Pastor Cassandra Wainwright, the president of the Concerned Clergy Coalition of Kansas City, said she was surprised to hear that life expectancy was on the decline in 64138, a mostly residential area dotted with churches.
“Most of the people that are dying that I’ve seen in our Raytown area have been older individuals,” Wainwright said.
She said those who die young are usually victims of heart disease or cancer, but she has seen an increase in homicides as well.
Sarah Martin-Anderson — manager of community engagement, policy and accountability for the city health department — said homicides play some role in dragging down life expectancy, but infant mortality affects it more.
Scott Sundin, the senior pastor of the Blue Ridge Bible Church in 64138, said within his church community “we mostly bury people in their 90s.”
But outside of the church he sees signs of trouble, including what look like drug deals recorded by the church’s security cameras at night.
“I see an awful lot of people around me that almost look like the stereotypical PTSD (post-traumatic stress disorder) patient,” Sundin said.
Abdul Bakar, the director of refugee resettlement for Della Lamb, said toxic stress is also a factor in the life expectancy of international migrants who are changing the demographics of the 64123 ZIP. Life expectancy in that ZIP code was 72.5 as recently as 2010. It’s now about 67.

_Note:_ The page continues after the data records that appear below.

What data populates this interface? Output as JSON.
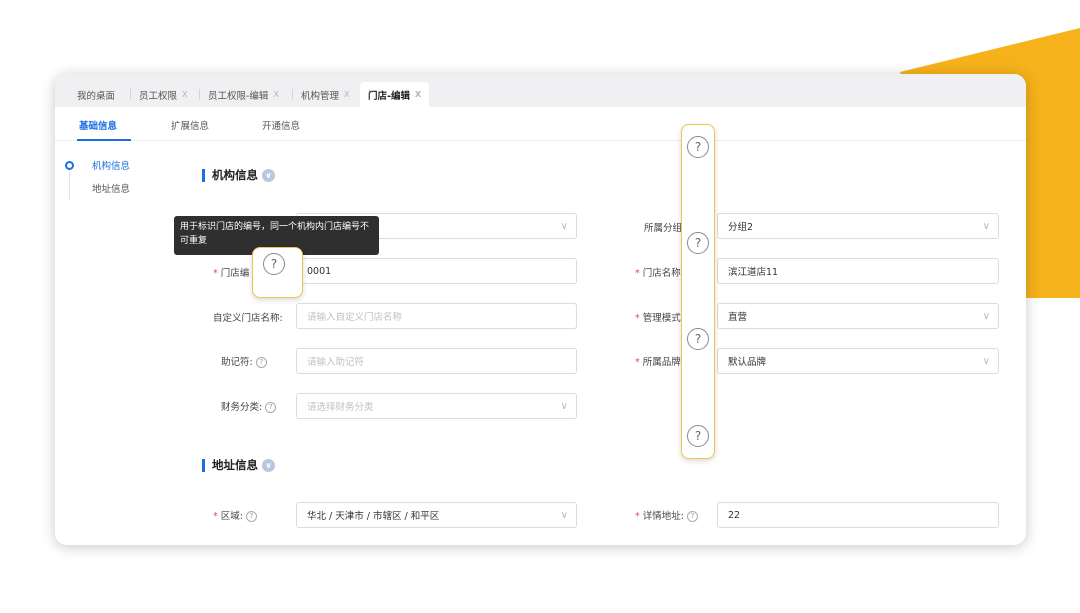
{
  "colors": {
    "accent": "#f5b21a",
    "primary": "#1d6fe0",
    "required": "#e5484d"
  },
  "tabs": [
    {
      "label": "我的桌面",
      "closable": false
    },
    {
      "label": "员工权限",
      "closable": true,
      "close": "X"
    },
    {
      "label": "员工权限-编辑",
      "closable": true,
      "close": "X"
    },
    {
      "label": "机构管理",
      "closable": true,
      "close": "X"
    },
    {
      "label": "门店-编辑",
      "closable": true,
      "close": "X",
      "active": true
    }
  ],
  "subtabs": [
    "基础信息",
    "扩展信息",
    "开通信息"
  ],
  "leftnav": [
    "机构信息",
    "地址信息"
  ],
  "sections": {
    "org": "机构信息",
    "address": "地址信息"
  },
  "tooltip": {
    "text": "用于标识门店的编号，同一个机构内门店编号不可重复"
  },
  "required_mark": "*",
  "help_glyph": "?",
  "chevron": "∨",
  "form": {
    "store_code": {
      "label": "门店编",
      "value": "0001"
    },
    "custom_name": {
      "label": "自定义门店名称:",
      "placeholder": "请输入自定义门店名称"
    },
    "mnemonic": {
      "label": "助记符:",
      "placeholder": "请输入助记符"
    },
    "finance": {
      "label": "财务分类:",
      "placeholder": "请选择财务分类"
    },
    "group": {
      "label": "所属分组",
      "value": "分组2"
    },
    "store_name": {
      "label": "门店名称",
      "value": "滨江道店11"
    },
    "mode": {
      "label": "管理模式",
      "value": "直营"
    },
    "brand": {
      "label": "所属品牌",
      "value": "默认品牌"
    },
    "region": {
      "label": "区域:",
      "value": "华北 / 天津市 / 市辖区 / 和平区"
    },
    "address": {
      "label": "详情地址:",
      "value": "22"
    }
  }
}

“They’re working two jobs to make ends meet,” Bakar said of the area’s new arrivals.
Lack of insurance is also a barrier to their health care, Bakar said. Most refugees are only eligible for Medicaid during their first three months in the United States. They don’t qualify for coverage help under the Affordable Care Act until they become citizens.
“As a result of that, they only go to the hospital, and only if they’re in pain,” Bakar said.

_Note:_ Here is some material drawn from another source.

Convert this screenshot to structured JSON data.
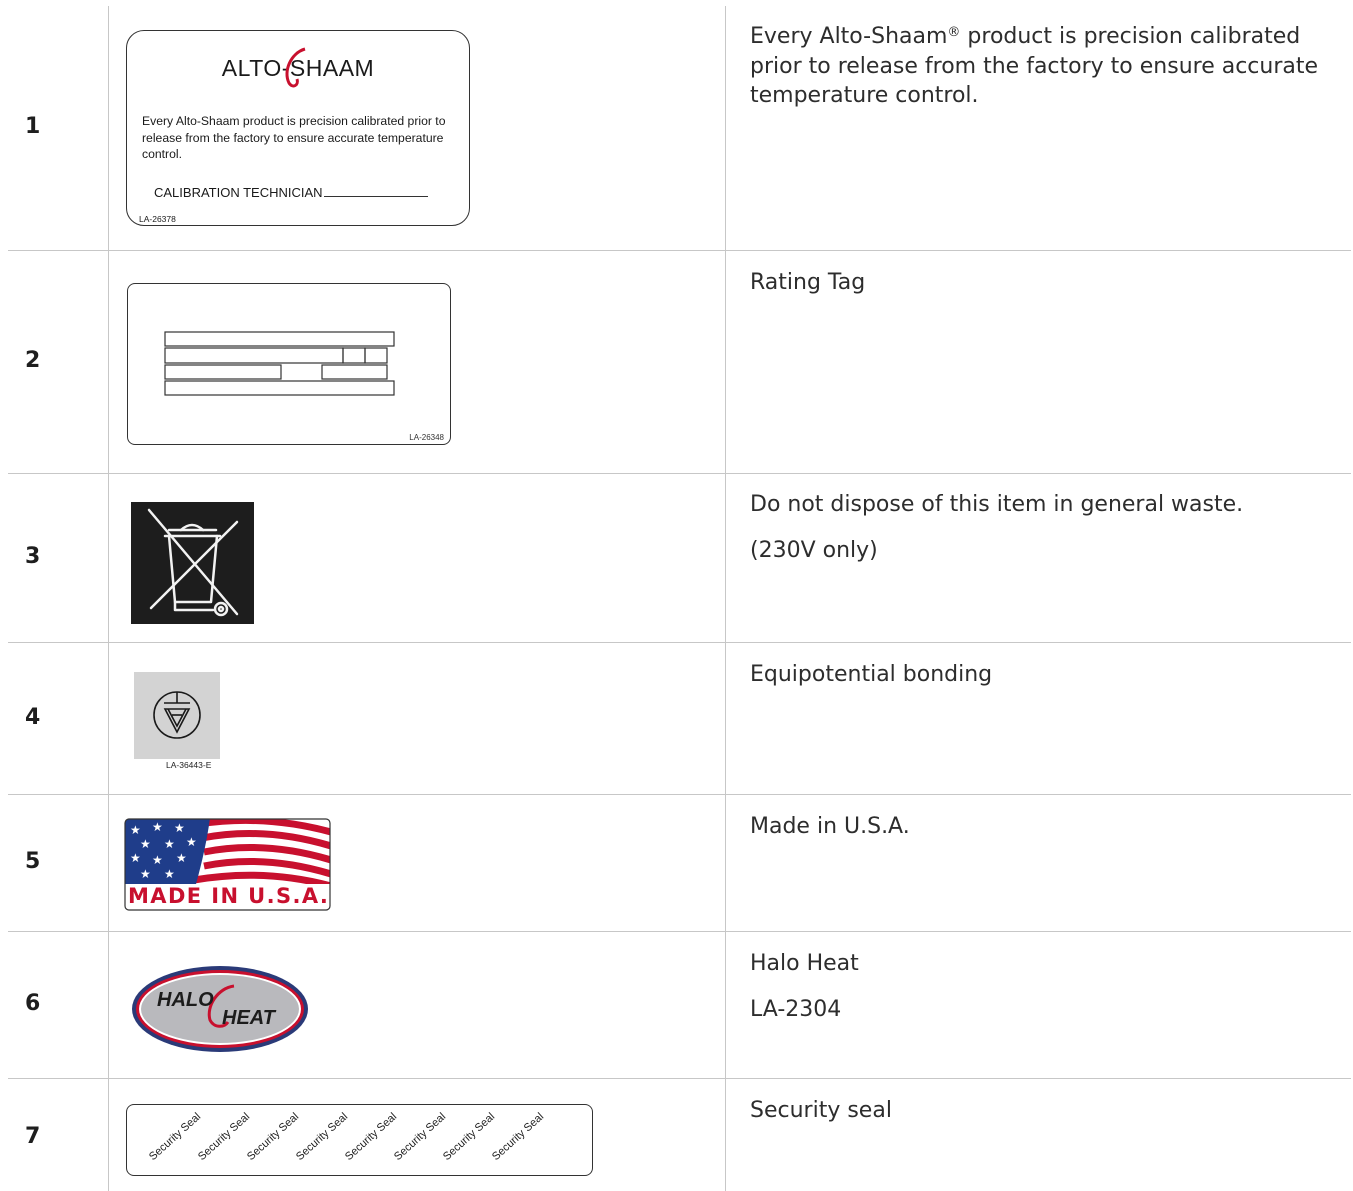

Sofia Khan, the founder of KC for Refugees, is a doctor who volunteers at the Peace Clinic, a free clinic that until recently was located in 64123. The clinic has moved just outside of the ZIP code to a new location at 500 Woodland Ave., but will serve many of the same people.

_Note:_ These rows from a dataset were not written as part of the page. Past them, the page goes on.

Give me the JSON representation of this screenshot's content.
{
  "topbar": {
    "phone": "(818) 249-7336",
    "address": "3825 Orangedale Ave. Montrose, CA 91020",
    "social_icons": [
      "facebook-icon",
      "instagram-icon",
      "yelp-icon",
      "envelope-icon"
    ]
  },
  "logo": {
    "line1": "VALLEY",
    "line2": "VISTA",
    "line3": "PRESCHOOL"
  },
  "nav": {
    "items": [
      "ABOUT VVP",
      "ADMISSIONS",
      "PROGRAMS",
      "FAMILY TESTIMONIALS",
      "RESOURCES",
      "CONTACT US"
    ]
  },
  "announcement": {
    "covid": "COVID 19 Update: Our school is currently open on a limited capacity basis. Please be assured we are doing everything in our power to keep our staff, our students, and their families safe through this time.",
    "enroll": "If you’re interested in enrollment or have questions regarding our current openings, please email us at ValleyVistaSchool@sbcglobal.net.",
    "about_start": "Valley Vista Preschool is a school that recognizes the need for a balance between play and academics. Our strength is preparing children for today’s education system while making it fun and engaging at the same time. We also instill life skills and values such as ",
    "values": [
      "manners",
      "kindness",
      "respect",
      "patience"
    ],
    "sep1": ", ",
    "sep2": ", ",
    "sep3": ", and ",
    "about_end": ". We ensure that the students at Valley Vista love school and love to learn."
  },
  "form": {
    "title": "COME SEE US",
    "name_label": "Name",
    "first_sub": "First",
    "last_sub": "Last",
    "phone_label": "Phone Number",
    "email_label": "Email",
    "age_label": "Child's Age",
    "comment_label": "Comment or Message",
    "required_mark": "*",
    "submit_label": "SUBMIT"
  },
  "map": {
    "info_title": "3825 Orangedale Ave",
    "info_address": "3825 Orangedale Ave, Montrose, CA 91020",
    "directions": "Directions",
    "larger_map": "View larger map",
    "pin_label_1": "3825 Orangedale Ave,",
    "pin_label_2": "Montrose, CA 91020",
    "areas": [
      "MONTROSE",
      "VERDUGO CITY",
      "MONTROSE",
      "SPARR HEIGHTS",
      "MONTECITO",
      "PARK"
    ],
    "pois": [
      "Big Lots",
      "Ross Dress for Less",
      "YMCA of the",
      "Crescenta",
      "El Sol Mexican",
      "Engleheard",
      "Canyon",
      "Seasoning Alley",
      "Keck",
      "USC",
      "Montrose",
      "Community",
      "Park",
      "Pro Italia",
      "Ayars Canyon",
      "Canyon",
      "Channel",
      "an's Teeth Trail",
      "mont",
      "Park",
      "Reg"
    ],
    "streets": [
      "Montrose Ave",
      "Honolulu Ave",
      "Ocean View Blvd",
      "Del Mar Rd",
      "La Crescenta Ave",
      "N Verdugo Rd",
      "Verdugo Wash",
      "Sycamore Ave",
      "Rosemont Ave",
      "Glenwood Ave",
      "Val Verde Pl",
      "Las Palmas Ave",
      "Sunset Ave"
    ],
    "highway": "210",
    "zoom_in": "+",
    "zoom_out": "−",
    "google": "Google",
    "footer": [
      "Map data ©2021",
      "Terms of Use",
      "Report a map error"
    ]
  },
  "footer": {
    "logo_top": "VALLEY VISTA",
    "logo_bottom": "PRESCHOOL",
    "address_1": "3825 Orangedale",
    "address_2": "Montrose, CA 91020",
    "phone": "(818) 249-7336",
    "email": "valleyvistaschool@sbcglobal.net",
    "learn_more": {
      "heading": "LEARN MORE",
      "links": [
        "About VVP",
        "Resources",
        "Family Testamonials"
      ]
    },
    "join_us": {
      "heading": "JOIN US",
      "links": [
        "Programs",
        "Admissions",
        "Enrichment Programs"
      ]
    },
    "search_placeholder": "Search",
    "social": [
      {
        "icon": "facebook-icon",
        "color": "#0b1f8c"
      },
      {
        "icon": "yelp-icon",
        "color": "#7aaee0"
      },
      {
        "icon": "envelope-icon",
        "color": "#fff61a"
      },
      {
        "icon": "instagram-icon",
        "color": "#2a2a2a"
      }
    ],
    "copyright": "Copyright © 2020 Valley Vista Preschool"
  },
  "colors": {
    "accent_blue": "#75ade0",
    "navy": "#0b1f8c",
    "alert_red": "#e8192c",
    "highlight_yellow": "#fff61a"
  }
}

Khan said refugees and other migrants often need primary care doctors to educate them about preventative care that can extend their life spans.
She said she teaches them everything from where to get fresh diapers for their children, to when to get screenings like mammograms and pap smears.
But she said no amount of advice can overcome the economic struggles she sees in some families. She said she visited one home recently where multiple family members had serious health problems and they were living in a house with roaches.
“They are barely able to just pay the rent,” Khan said.
Archer said the health department is working with national non-profits to reduce the life expectancy inequalities in the city by addressing the toxic stress and trauma that keep kids from reaching their full potential in school, which perpetuates cycles of poverty that are correlated to poor health outcomes.
Debbie Bigelow, a volunteer executive director of the Clay County Clothes Closet, said poverty-related stress was also widespread among those served by her charity in 64117, a Northland ZIP code that is still about 80 percent white and showed a life expectancy decline from 2011 to 2015.
“Since 2014, we’ve seen a 24 percent increase in the number of people we’re serving,” Bigelow said. “We’re seeing a lot of grandparents that are raising their grandchildren, and that’s a lot of stress.”